• _What the task requires_
The answer must be one number: how many lines in the records below contain the word "kubernetes".

Dataset entries
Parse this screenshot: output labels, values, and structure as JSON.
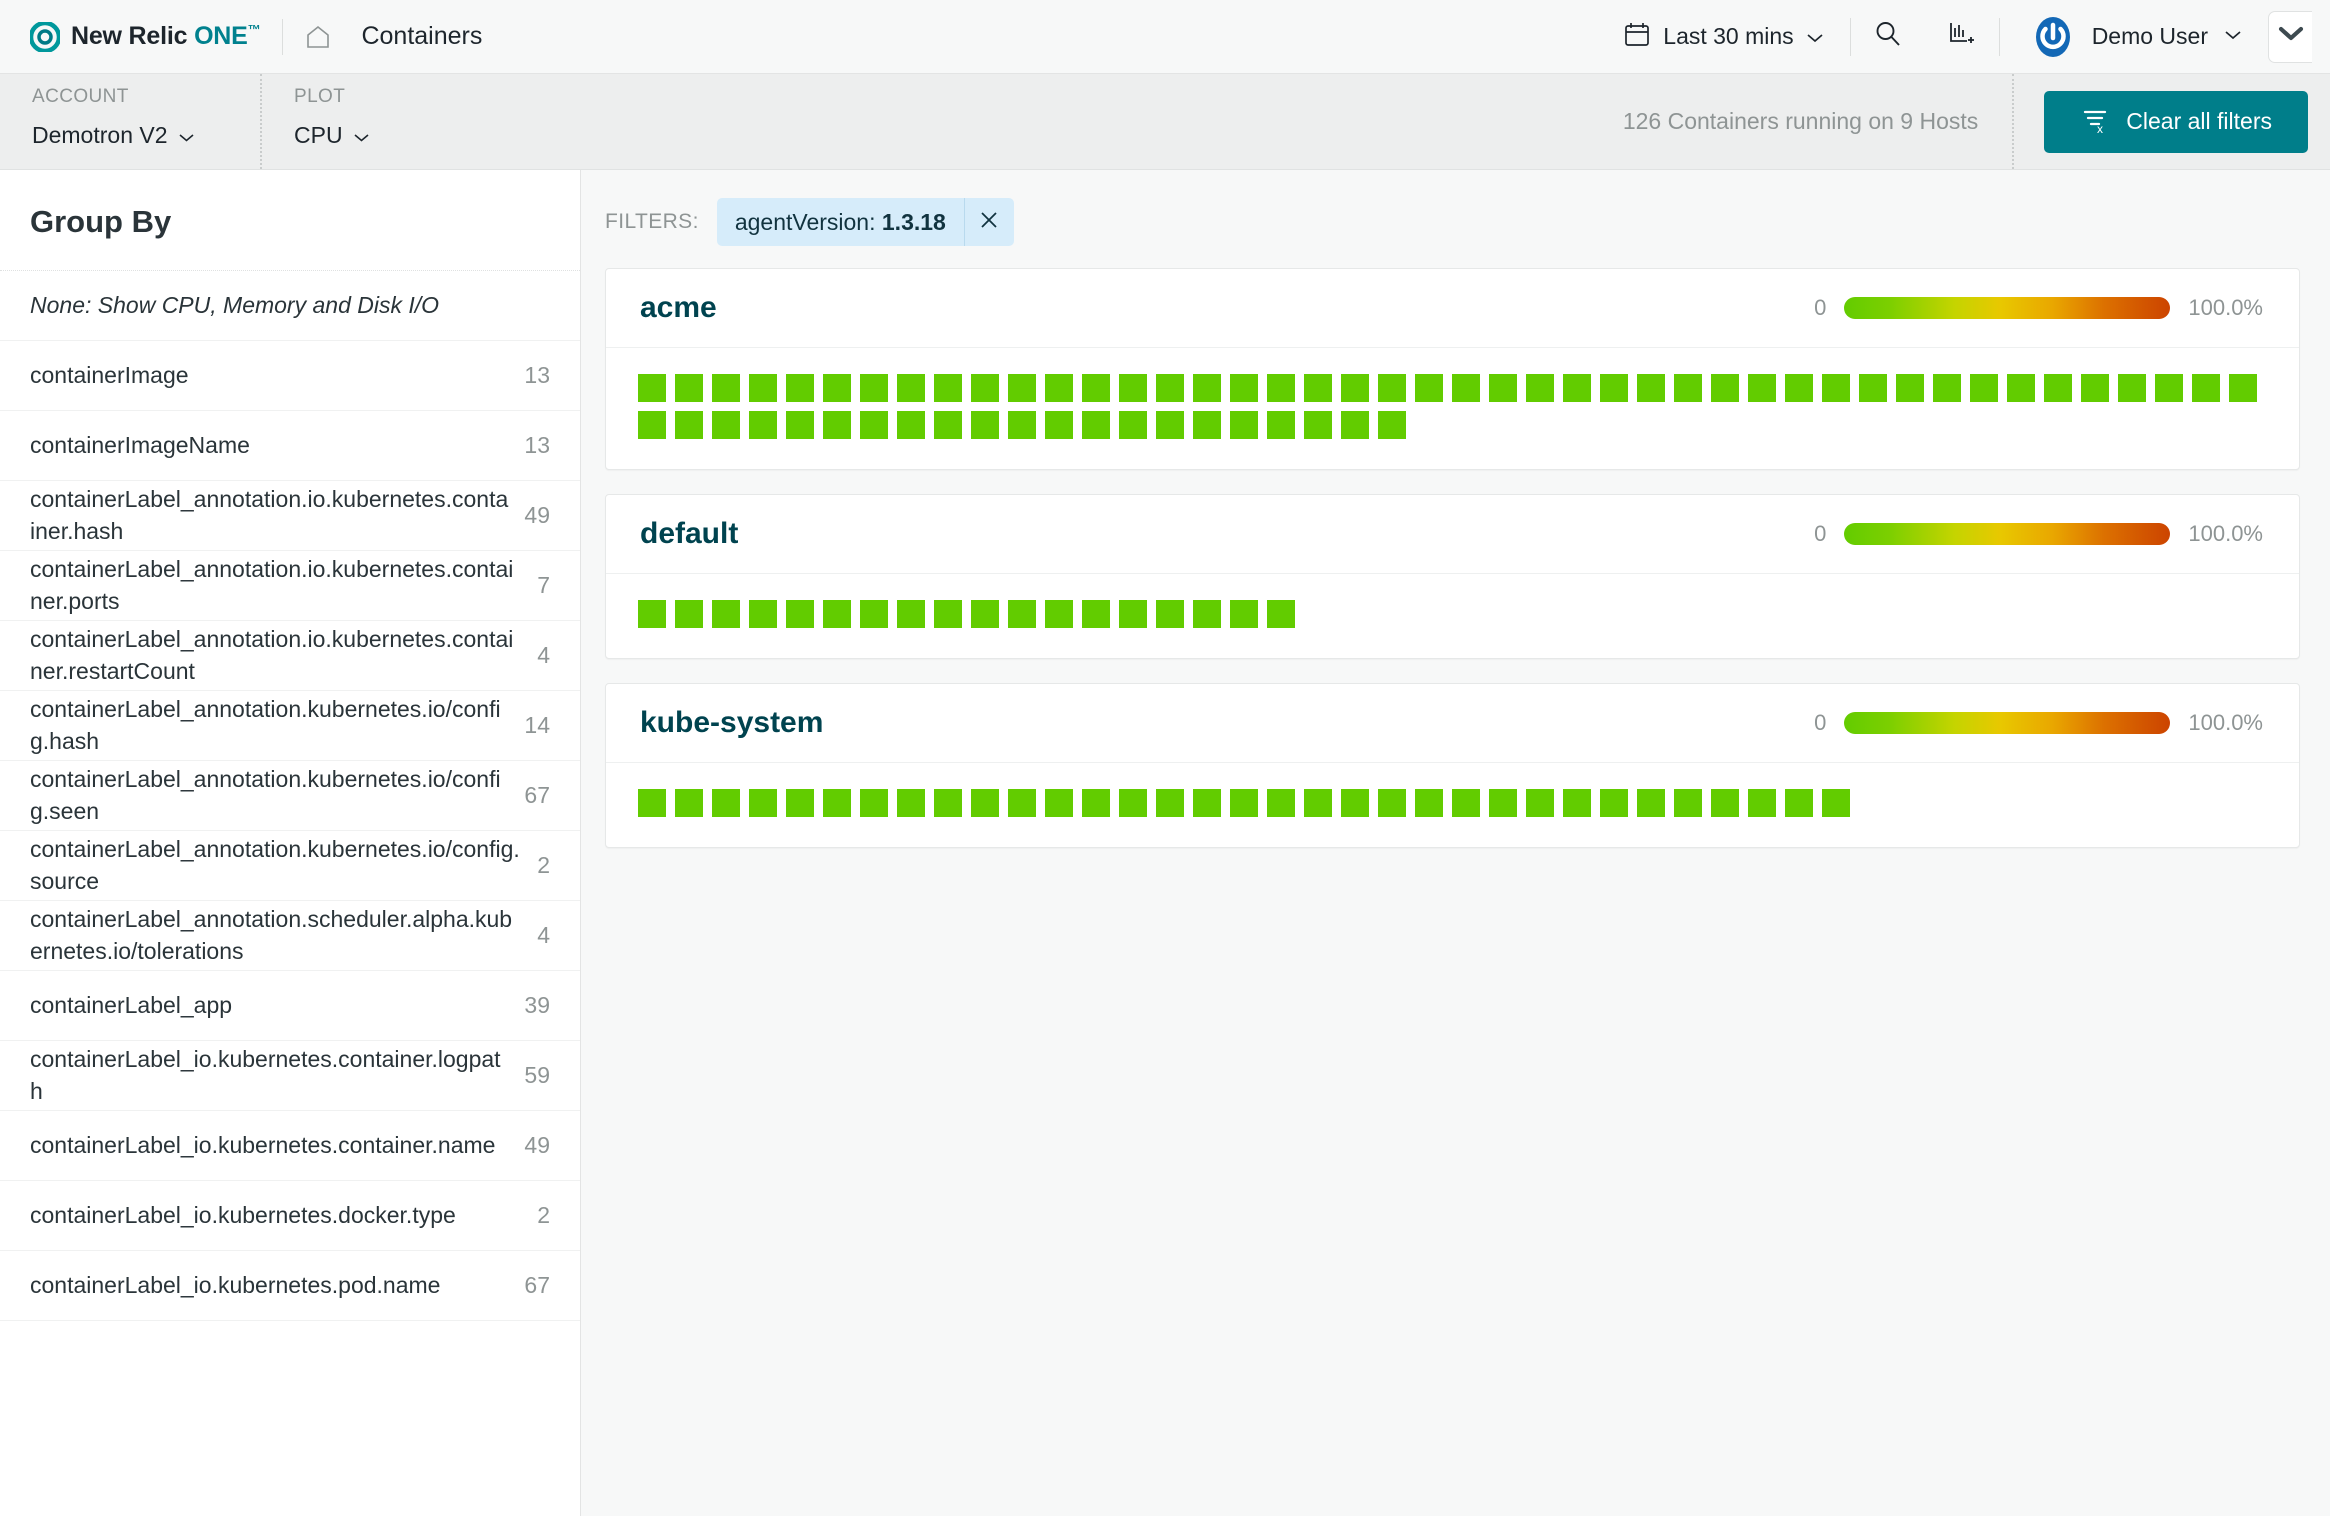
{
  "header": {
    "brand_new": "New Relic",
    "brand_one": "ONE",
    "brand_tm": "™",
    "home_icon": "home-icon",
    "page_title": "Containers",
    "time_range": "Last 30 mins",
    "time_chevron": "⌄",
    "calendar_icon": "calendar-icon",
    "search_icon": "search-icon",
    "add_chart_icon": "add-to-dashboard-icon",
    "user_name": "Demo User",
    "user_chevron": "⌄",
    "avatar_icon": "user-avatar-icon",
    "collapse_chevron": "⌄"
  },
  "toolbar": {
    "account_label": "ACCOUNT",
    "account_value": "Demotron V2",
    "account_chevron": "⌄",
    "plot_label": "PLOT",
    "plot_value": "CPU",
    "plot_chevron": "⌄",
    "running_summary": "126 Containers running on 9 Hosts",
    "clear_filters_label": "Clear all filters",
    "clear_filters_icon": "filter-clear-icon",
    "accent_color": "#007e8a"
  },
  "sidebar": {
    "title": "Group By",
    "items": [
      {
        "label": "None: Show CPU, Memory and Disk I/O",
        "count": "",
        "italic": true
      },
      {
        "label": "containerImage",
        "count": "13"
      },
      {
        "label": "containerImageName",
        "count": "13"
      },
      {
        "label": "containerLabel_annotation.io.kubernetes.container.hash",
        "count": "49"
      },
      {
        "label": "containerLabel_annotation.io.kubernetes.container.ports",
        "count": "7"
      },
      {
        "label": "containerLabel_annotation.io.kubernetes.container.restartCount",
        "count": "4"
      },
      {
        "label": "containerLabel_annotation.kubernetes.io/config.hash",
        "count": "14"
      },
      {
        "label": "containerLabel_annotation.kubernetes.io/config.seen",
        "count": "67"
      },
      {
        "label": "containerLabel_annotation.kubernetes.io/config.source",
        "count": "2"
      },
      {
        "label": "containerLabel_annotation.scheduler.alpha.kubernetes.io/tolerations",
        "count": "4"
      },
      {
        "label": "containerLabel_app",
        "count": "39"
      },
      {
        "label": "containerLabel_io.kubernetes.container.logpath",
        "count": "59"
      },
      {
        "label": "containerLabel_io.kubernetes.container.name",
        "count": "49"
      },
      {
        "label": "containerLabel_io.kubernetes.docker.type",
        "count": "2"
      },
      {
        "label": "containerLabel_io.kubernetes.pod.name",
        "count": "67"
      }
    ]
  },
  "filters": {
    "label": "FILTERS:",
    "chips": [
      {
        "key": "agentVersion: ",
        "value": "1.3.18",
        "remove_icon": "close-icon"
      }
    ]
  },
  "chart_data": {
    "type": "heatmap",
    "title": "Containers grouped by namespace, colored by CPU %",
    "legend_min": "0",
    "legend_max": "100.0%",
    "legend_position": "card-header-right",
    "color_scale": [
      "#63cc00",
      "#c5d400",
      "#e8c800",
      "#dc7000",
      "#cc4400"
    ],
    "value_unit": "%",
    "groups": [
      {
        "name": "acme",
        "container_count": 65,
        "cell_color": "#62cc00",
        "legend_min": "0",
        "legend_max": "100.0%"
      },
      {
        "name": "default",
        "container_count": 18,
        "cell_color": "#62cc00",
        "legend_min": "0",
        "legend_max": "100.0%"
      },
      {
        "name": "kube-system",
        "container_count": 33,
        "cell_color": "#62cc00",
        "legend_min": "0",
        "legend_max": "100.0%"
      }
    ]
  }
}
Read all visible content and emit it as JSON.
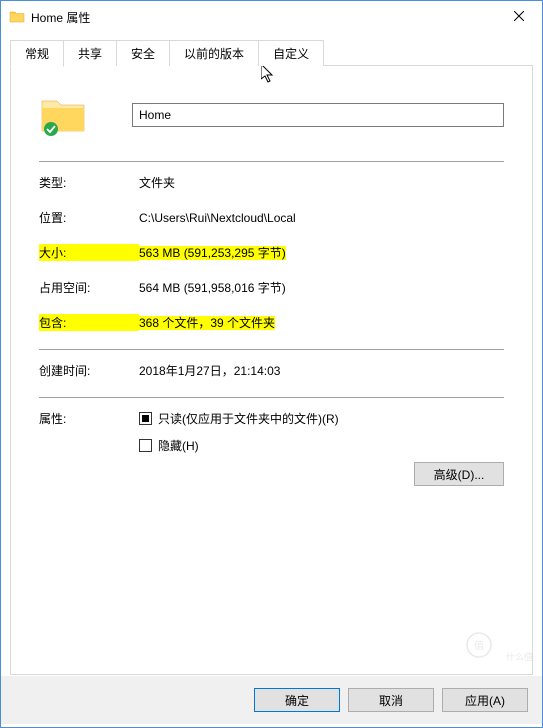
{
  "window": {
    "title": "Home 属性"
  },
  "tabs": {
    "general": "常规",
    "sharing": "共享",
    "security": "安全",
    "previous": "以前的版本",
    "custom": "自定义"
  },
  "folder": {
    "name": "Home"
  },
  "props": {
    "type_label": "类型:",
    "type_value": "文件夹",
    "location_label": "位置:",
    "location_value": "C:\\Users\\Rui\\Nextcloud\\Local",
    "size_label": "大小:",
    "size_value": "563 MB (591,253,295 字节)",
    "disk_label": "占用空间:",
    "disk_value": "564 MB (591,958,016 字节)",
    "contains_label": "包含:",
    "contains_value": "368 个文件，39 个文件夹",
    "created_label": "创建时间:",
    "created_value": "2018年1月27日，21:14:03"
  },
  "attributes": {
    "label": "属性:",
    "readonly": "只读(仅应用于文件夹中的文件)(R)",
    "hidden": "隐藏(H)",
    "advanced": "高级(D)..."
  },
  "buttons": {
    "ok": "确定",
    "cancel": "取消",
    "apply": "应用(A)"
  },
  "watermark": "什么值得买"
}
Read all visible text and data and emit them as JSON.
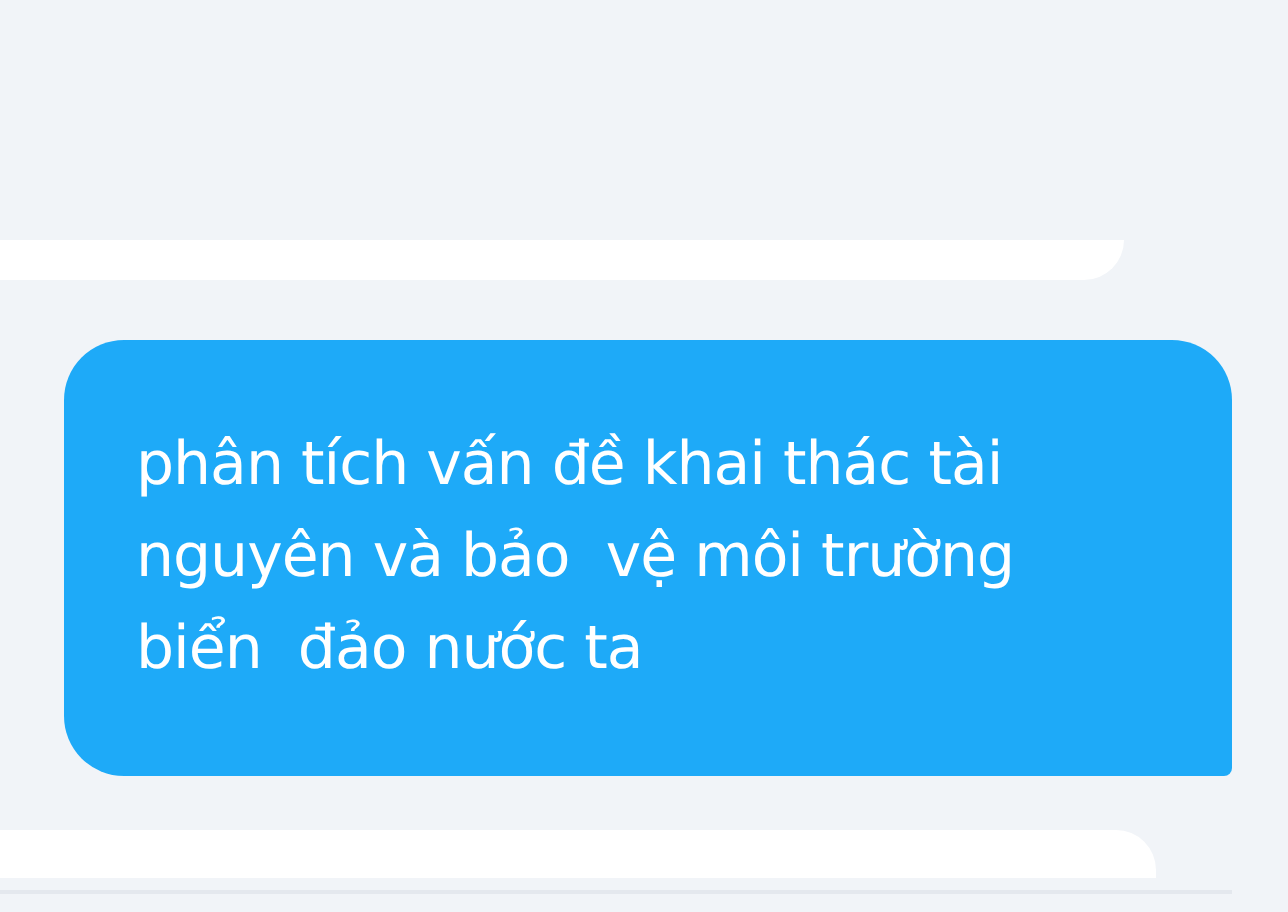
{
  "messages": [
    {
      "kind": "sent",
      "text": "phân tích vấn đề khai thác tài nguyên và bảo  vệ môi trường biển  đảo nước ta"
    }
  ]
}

• _Response area_
11